Permeating Sermon 52 is the notion of an original and pristine state quite distinct and untouched by what we could call historical individual human existence. This state is eternal and unchanging. It precedes but is always present to our existence in the flux of time. Eckhart speaks throughout the sermon of this essential state using various metaphysical terms. In the early paragraphs on ‘wanting nothing’ he mentions standing in my ‘first cause’ when ‘I had no God and was my own cause’. In that original state, he says: ‘I wanted nothing and desired nothing, for I was bare being and the knower of myself in the enjoyment of truth. Then I wanted myself and wanted no other things: what I wanted I was and what I was I wanted, and thus I was free of God and all things.’
Eckhart distinguishes this eternal essential mode of being from creaturely existence. For him there is a sense in which – and he often speaks in the first person to make this point – ‘I’ am uncreated and eternal. He speaks of himself in this context as if he were God. He certainly ‘had no God’ in this state. ‘But when I left my free will behind and received my created being, then I had a God. For before there were creatures, God was not ‘God’: he was that which he was. But when creatures came into existence and received their created being, then God was not ‘God’ in himself – he was ‘God’ in creatures.’
This is simple logic really. The idea that without a Creator there can be no creation makes perfect sense. What Eckhart is saying is that the corollary applies equally: there is no Creator without a creation. Thus he can say later, in language that certainly sounds blasphemous: ‘If I were not, God would not be either. I am the cause of God’s being: if I were not then God would not be God.’ To grasp the truth of this apparently scandalous claim we need to read it this way: ‘If I (in my created being) were not, God (as creator) would not be either. Thus, I (as creature) am the cause of God’s being God.’
Bernard McGinn reminds us that the more difficult passages in Beati pauperes spiritu are, in fact, ‘in the voice of the eternal unborn self, not the created corruptible self.’  And this is crucial to understanding not only Eckhart’s notion of spiritual poverty but the entire project of detachment. Spiritual poverty is the experience in our creaturely state of our eternal ‘bare being’ when there was no (conceptual) God. To put it another way, it is the experience of such absolute and unmediated union with God that the created ‘I’ (let’s call this ego) does not exist in distinction from the uncreated and transcendent ‘I’ (let’s call this ‘God’). Thus Eckhart’s infamous prayer that God may rid me of God. The ‘God’ that he knows he must be ‘rid of’ in order to break through into the experience of the ineffable is nothing other than the mental construct of his own ego.

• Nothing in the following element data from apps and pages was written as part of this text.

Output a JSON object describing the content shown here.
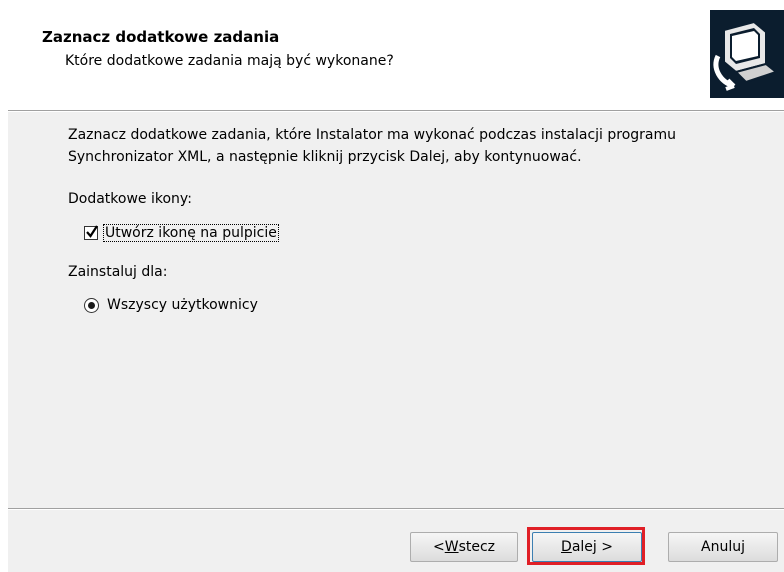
{
  "header": {
    "title": "Zaznacz dodatkowe zadania",
    "subtitle": "Które dodatkowe zadania mają być wykonane?",
    "logo_icon": "installer-computer-icon"
  },
  "content": {
    "description_line1": "Zaznacz dodatkowe zadania, które Instalator ma wykonać podczas instalacji programu",
    "description_line2": "Synchronizator XML, a następnie kliknij przycisk Dalej, aby kontynuować.",
    "icons_section_label": "Dodatkowe ikony:",
    "desktop_icon_checkbox": {
      "label": "Utwórz ikonę na pulpicie",
      "checked": true
    },
    "install_for_label": "Zainstaluj dla:",
    "all_users_radio": {
      "label": "Wszyscy użytkownicy",
      "selected": true
    }
  },
  "buttons": {
    "back_prefix": "< ",
    "back_accel": "W",
    "back_rest": "stecz",
    "next_accel": "D",
    "next_rest": "alej >",
    "cancel": "Anuluj"
  },
  "colors": {
    "highlight": "#e01f26",
    "dialog_bg": "#f0f0f0",
    "header_bg": "#ffffff"
  }
}
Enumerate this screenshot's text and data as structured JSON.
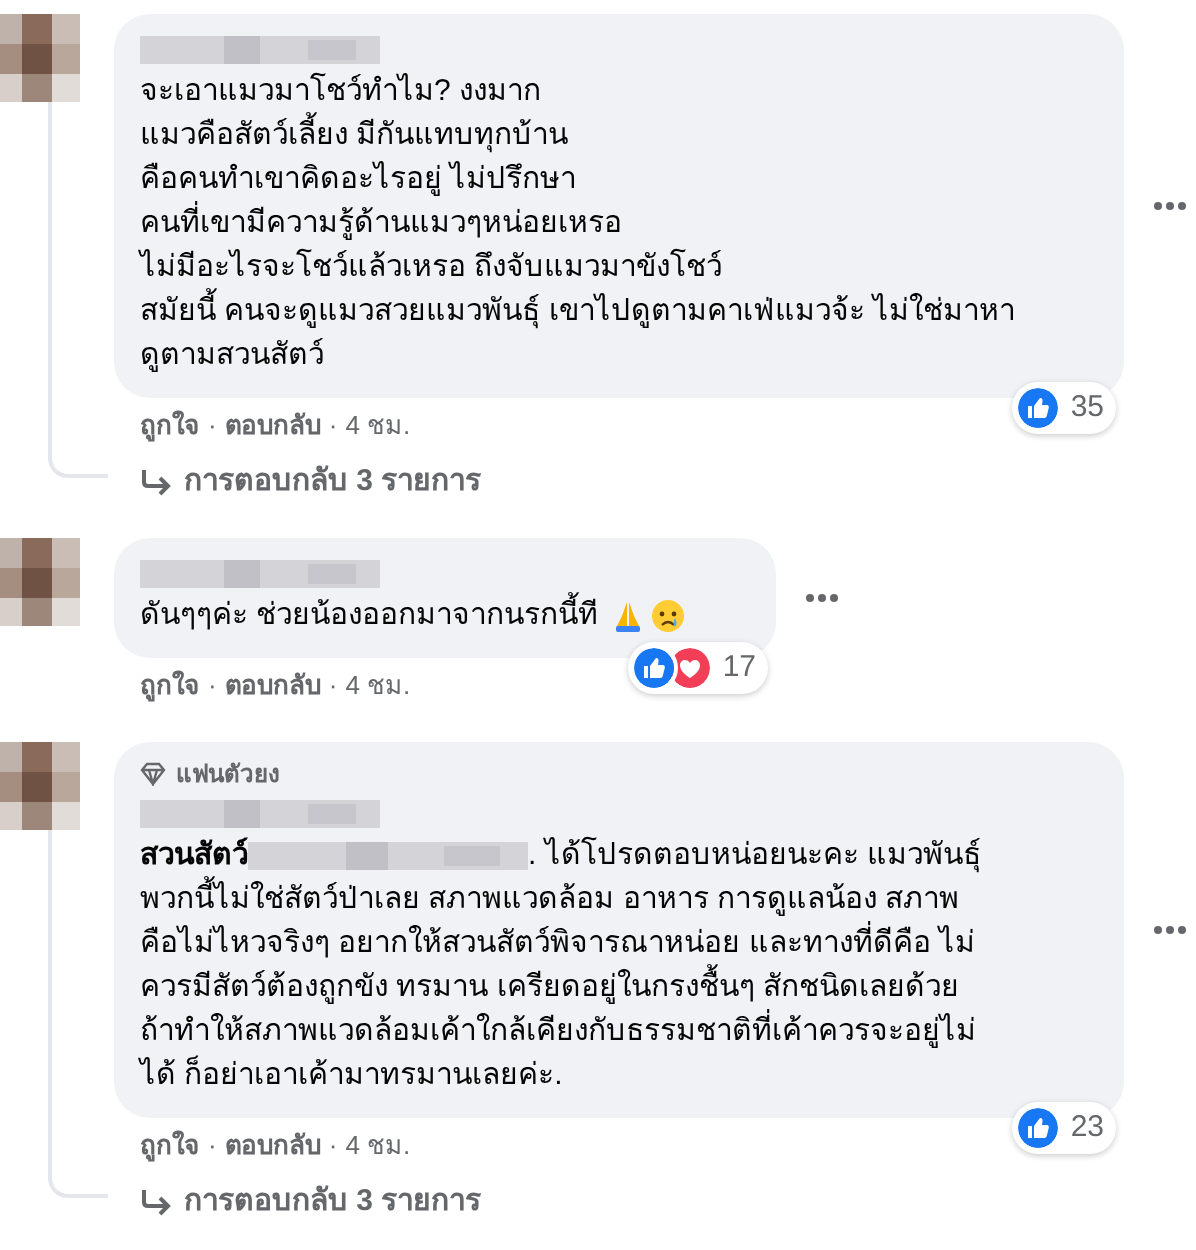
{
  "comments": [
    {
      "lines": [
        "จะเอาแมวมาโชว์ทำไม? งงมาก",
        "แมวคือสัตว์เลี้ยง มีกันแทบทุกบ้าน",
        "คือคนทำเขาคิดอะไรอยู่ ไม่ปรึกษา",
        "คนที่เขามีความรู้ด้านแมวๆหน่อยเหรอ",
        "ไม่มีอะไรจะโชว์แล้วเหรอ ถึงจับแมวมาขังโชว์",
        "สมัยนี้ คนจะดูแมวสวยแมวพันธุ์ เขาไปดูตามคาเฟ่แมวจ้ะ ไม่ใช่มาหา",
        "ดูตามสวนสัตว์"
      ],
      "has_emoji": false,
      "reactions": {
        "count": "35",
        "heart": false
      },
      "like": "ถูกใจ",
      "sep": "·",
      "reply": "ตอบกลับ",
      "time": "4 ชม.",
      "replies": "การตอบกลับ 3 รายการ"
    },
    {
      "lines": [
        "ดันๆๆค่ะ ช่วยน้องออกมาจากนรกนี้ที"
      ],
      "has_emoji": true,
      "reactions": {
        "count": "17",
        "heart": true
      },
      "like": "ถูกใจ",
      "sep": "·",
      "reply": "ตอบกลับ",
      "time": "4 ชม."
    },
    {
      "badge": "แฟนตัวยง",
      "mention": "สวนสัตว์",
      "lines": [
        ". ได้โปรดตอบหน่อยนะคะ แมวพันธุ์",
        "พวกนี้ไม่ใช่สัตว์ป่าเลย สภาพแวดล้อม อาหาร การดูแลน้อง สภาพ",
        "คือไม่ไหวจริงๆ อยากให้สวนสัตว์พิจารณาหน่อย และทางที่ดีคือ ไม่",
        "ควรมีสัตว์ต้องถูกขัง ทรมาน เครียดอยู่ในกรงชื้นๆ สักชนิดเลยด้วย",
        "ถ้าทำให้สภาพแวดล้อมเค้าใกล้เคียงกับธรรมชาติที่เค้าควรจะอยู่ไม่",
        "ได้ ก็อย่าเอาเค้ามาทรมานเลยค่ะ."
      ],
      "has_emoji": false,
      "reactions": {
        "count": "23",
        "heart": false
      },
      "like": "ถูกใจ",
      "sep": "·",
      "reply": "ตอบกลับ",
      "time": "4 ชม.",
      "replies": "การตอบกลับ 3 รายการ"
    }
  ]
}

The central message of Sermon 52 is that interior poverty in its three-fold realization sees the appetitive, conceptual and possessive powers of the individual ego that create and sustain the fiction of ontological distinction disarmed and disabled so that the ‘eternal truth’ of who and what we truly are may apprehend and possess us in the ‘ground of the soul that is also God’s ground’. As McGinn puts it: ‘The created ego of our formal being is a false self, a ‘pseudo-I’. It is only by deconstructing this self … that we can find the true self, the ‘transcendent-I’ who exists virtually in the ground of God.’
Copyright, Christopher Malcolm Knauf. 2015
 Gottschall, D. “Eckhart’s German Works,” in Hackett, J. H. ed., A Companion to Meister Eckhart, series: Brill’s Companions to the Christian Tradition (Leiden: Brill, 2012), n138 on page 173.
 Caputo, John D. Radical Hermeneutics: Repetition, Deconstruction, and the Hermeneutic Project, (Indianapolis: Indiana University Press, 1987), 268.
 McGinn, B. The Mystical Thought of Meister Eckhart: The Man from Whom God Hid Nothing, Edward Cadbury Lectures 2000-2001 (New York: Herder/Crossroad, 2001), 135.
 Walshe, Maurice O’C, The Complete Mystical Works of Meister Eckhart (New York: Crossroads Herder, 2009), 421.  Walshe, 423.  Walshe, 421.  Walshe, 422.  Walshe, 422.  Walshe, 423.  Walshe, 423.  Walshe, 423.  Walshe, 421.  Walshe, 421.  Walshe, 424.